Todd Kessler, best known as the co-creator and showrunner of the famous Nickelodeon show Blue’s Clues, had a story he wanted to tell in a book format, but it didn’t fit most publishers’ molds due to its length. So he turned to friends David Hemphill and Jessica Salans, who loved the story so much that despite having no experience in publishing (their background is in theater) they launched Los Angeles-based Coralstone Press last June, so that they could release Kessler’s first book, The Good Dog. The press is now getting ready for its second book: Kessler’s follow-up title, The Good Dog and The Bad Cat (Sept.).

Hemphill and Salans saw something unusual in Kessler’s book, that inspired them to take publishing the book into their own hands. “He broke the standard industry format for how long a children’s picture book is,” Salans said of The Good Dog, which came in at 107 pages, a hefty distance from the standard range. She noted that typically picture books are between 32 and 40 pages. “You’re lucky if you see anything more than that. Under 500 words is absolutely the industry standard. So we’re definitely outside of the realm of what is the status quo right now,” Salans said, adding that The Good Dog “harkens back to Horton Hears a Who and other long classic children’s books. We are of the mind that stories that are more complex and richer need a little bit more time.”

The Good Dog, illustrated by Jennifer Gray Olson, was co-published with Greenleaf Book Group in Austin, Tex., and distributed by IPG through its Small Press United division. The book features a boy who finds a puppy on the side of the road, and his parents agree to let him keep the dog (which he names Tako) if the dog behaves. With the pound looming as the threat for breaking the rules, conflict arises when Tako has to save his owners. The book was endorsed by the American Humane Association; Coralstone Press collaborated with the group on an ad around themes of adoption, and has participated in its last two annual Hero Dogs Award shows, which recognize “heroes on both ends of the leash.”

While neither Salans nor Hemphill was familiar with the inner workings of the publishing industry, they drew upon their theater production backgrounds to help hone the story and get the word out. It didn’t hurt that Kessler comes with a reputation, thanks to Blue’s Clues. “The advantage we have is Todd’s pedigree,” said Hemphill. “He has a history of success in children’s content.”

According to Hemphill, both Barnes & Noble and Canada’s Indigo Books have purchased the book, and he’s seeing support from many independent bookstores and libraries.
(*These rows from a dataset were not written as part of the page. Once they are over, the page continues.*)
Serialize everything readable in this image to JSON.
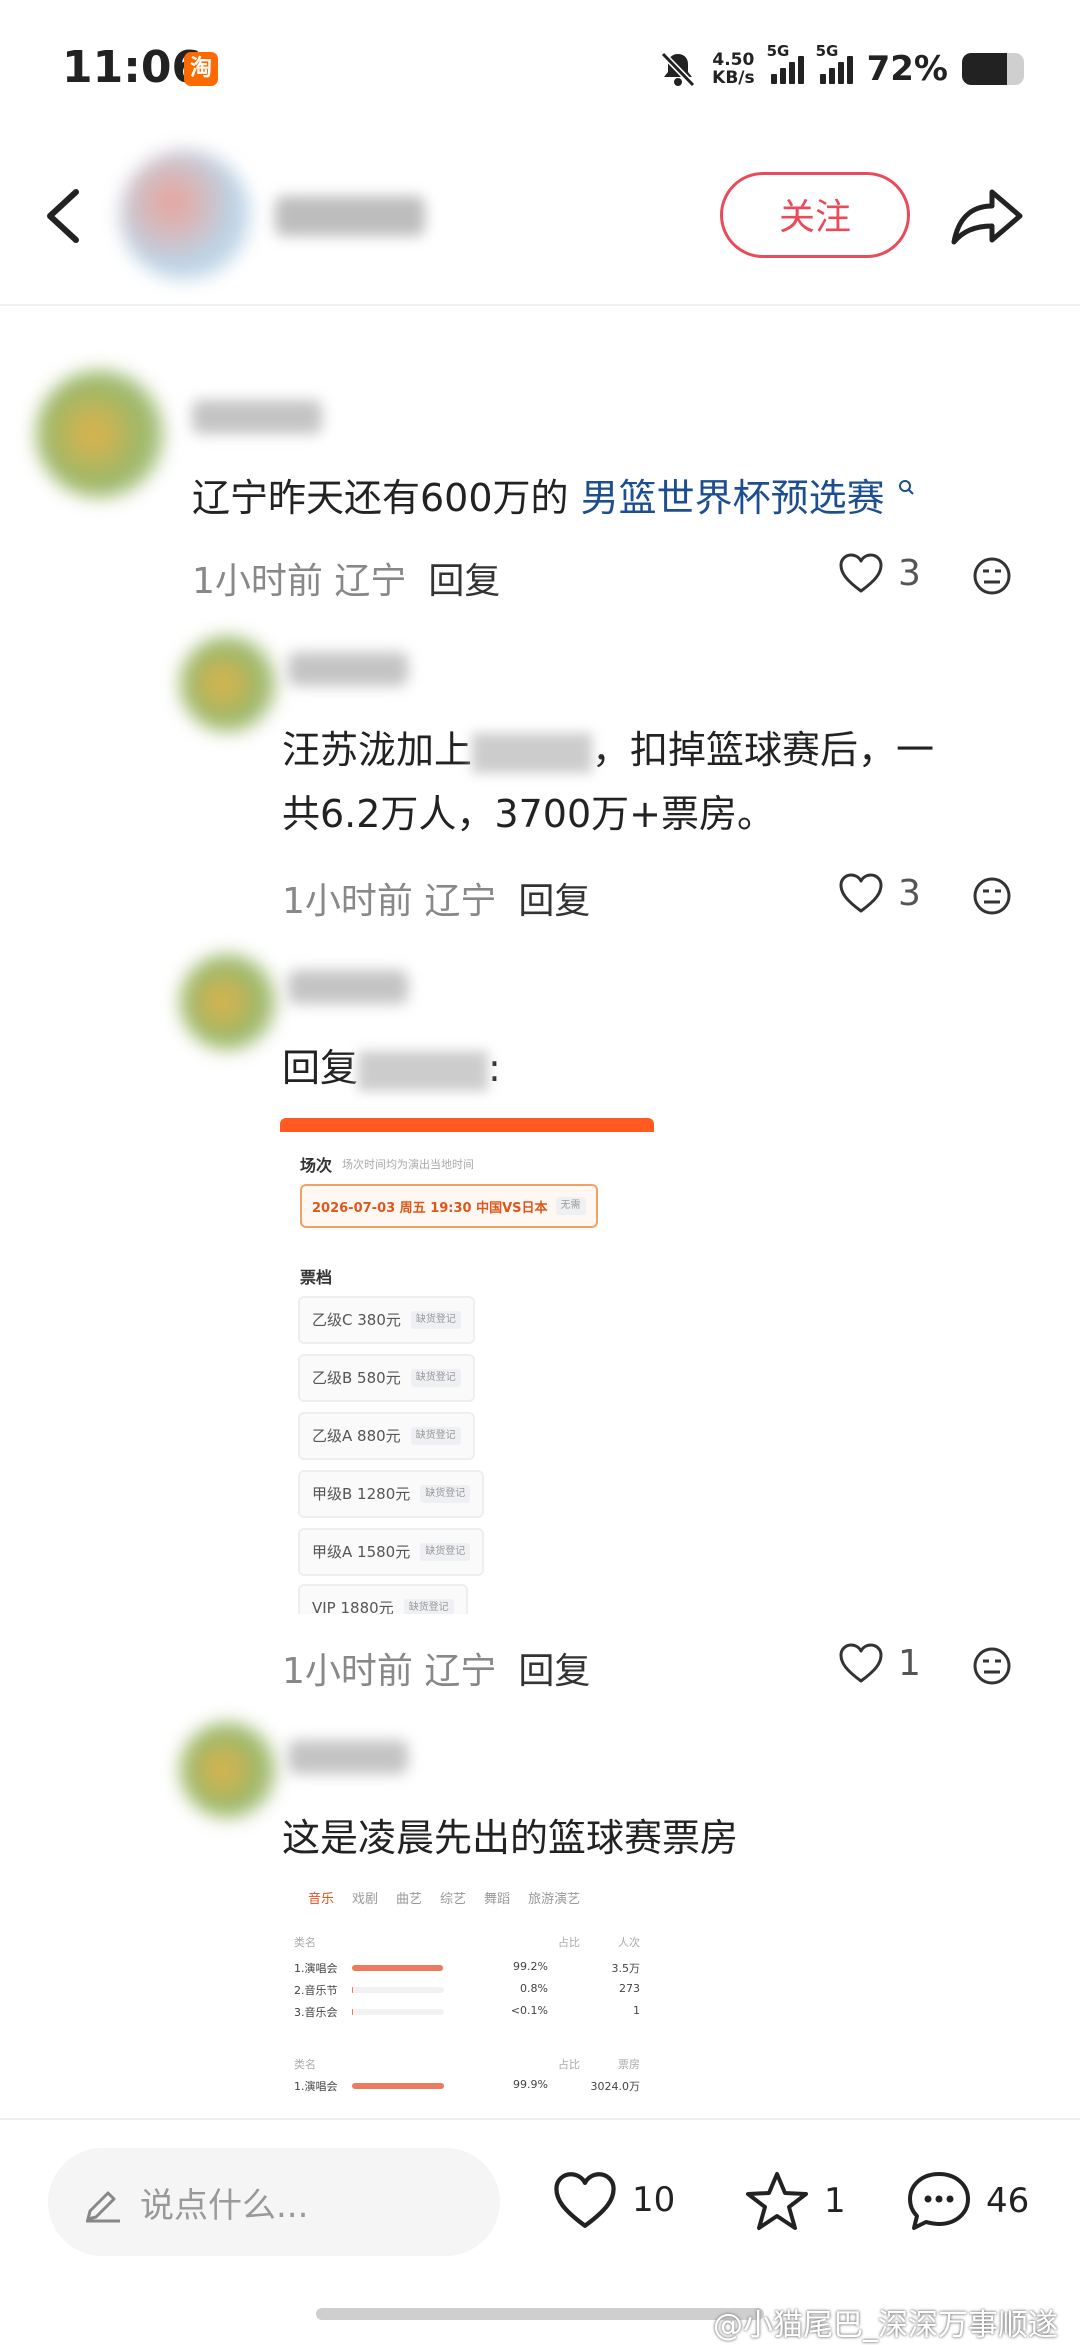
{
  "status_bar": {
    "time": "11:06",
    "app_badge": "淘",
    "net_speed_value": "4.50",
    "net_speed_unit": "KB/s",
    "sim1": "5G",
    "sim2": "5G",
    "battery": "72%",
    "battery_level": 0.72
  },
  "header": {
    "follow_label": "关注"
  },
  "comments": [
    {
      "text_prefix": "辽宁昨天还有600万的 ",
      "link_text": "男篮世界杯预选赛",
      "meta_time_loc": "1小时前 辽宁",
      "reply_label": "回复",
      "likes": "3"
    },
    {
      "text_part1": "汪苏泷加上",
      "text_part2": "，扣掉篮球赛后，一",
      "text_line2": "共6.2万人，3700万+票房。",
      "meta_time_loc": "1小时前 辽宁",
      "reply_label": "回复",
      "likes": "3"
    },
    {
      "reply_prefix": "回复",
      "reply_suffix": ":",
      "meta_time_loc": "1小时前 辽宁",
      "reply_label": "回复",
      "likes": "1"
    },
    {
      "text": "这是凌晨先出的篮球赛票房"
    }
  ],
  "ticket_shot": {
    "section_title": "场次",
    "section_note": "场次时间均为演出当地时间",
    "session": "2026-07-03 周五 19:30 中国VS日本",
    "session_tag": "无需",
    "tier_title": "票档",
    "tiers": [
      {
        "label": "乙级C 380元",
        "tag": "缺货登记"
      },
      {
        "label": "乙级B 580元",
        "tag": "缺货登记"
      },
      {
        "label": "乙级A 880元",
        "tag": "缺货登记"
      },
      {
        "label": "甲级B 1280元",
        "tag": "缺货登记"
      },
      {
        "label": "甲级A 1580元",
        "tag": "缺货登记"
      },
      {
        "label": "VIP 1880元",
        "tag": "缺货登记"
      }
    ]
  },
  "rank_shot": {
    "tabs": [
      "音乐",
      "戏剧",
      "曲艺",
      "综艺",
      "舞蹈",
      "旅游演艺"
    ],
    "header1": {
      "name": "类名",
      "ratio": "占比",
      "value": "人次"
    },
    "rows1": [
      {
        "name": "1.演唱会",
        "ratio": "99.2%",
        "value": "3.5万",
        "fill": 0.992
      },
      {
        "name": "2.音乐节",
        "ratio": "0.8%",
        "value": "273",
        "fill": 0.008
      },
      {
        "name": "3.音乐会",
        "ratio": "<0.1%",
        "value": "1",
        "fill": 0.001
      }
    ],
    "header2": {
      "name": "类名",
      "ratio": "占比",
      "value": "票房"
    },
    "rows2": [
      {
        "name": "1.演唱会",
        "ratio": "99.9%",
        "value": "3024.0万",
        "fill": 0.999
      }
    ]
  },
  "bottom_bar": {
    "input_placeholder": "说点什么...",
    "likes": "10",
    "favorites": "1",
    "comments": "46"
  },
  "watermark": "@小猫尾巴_深深万事顺遂"
}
However, the company is still at a disadvantage, being a brand new press in a saturated market, and with a list that so far consists of only one book. “It’s definitely an uphill battle all the time,” said Hemphill. “With The Good Dog it was a huge learning curve.”

They hope to use the lessons they learned from publishing The Good Dog, such as the industry timeline needed for reviewers, booksellers, and sales reps. “Basically, we learned we can go rogue on the creative spectrum but we must strictly adhere to the timetable the industry lives on in order to gain any traction,” Salans said.

Mostly, though, they view their naiveté about the industry as an advantage. “We’re coming at publishing from a different perspective,” said Hemphill. “We are looking at the creative side first. We’re also very lucky that the bottom line isn’t our bottom line necessarily. Because we’re a startup we’re not hindered by having to create a windfall of sales to justify our existence. That being said, we both have a lot of experience as producers, so the business side of things is also not out of the realm of our experience. It’s more the inner workings of the publishing industry we’re learning about.”

The pair is exclusively focused on longform narrative “storybooks” and has a call for submissions in their search for new titles as they continue to grow and to fill what Salans calls a “much-needed niche” in the picture book market. “We are trying to lean into what makes Coralstone Press different—our philosophy of longer-form narrative picture books,” said Hemphill.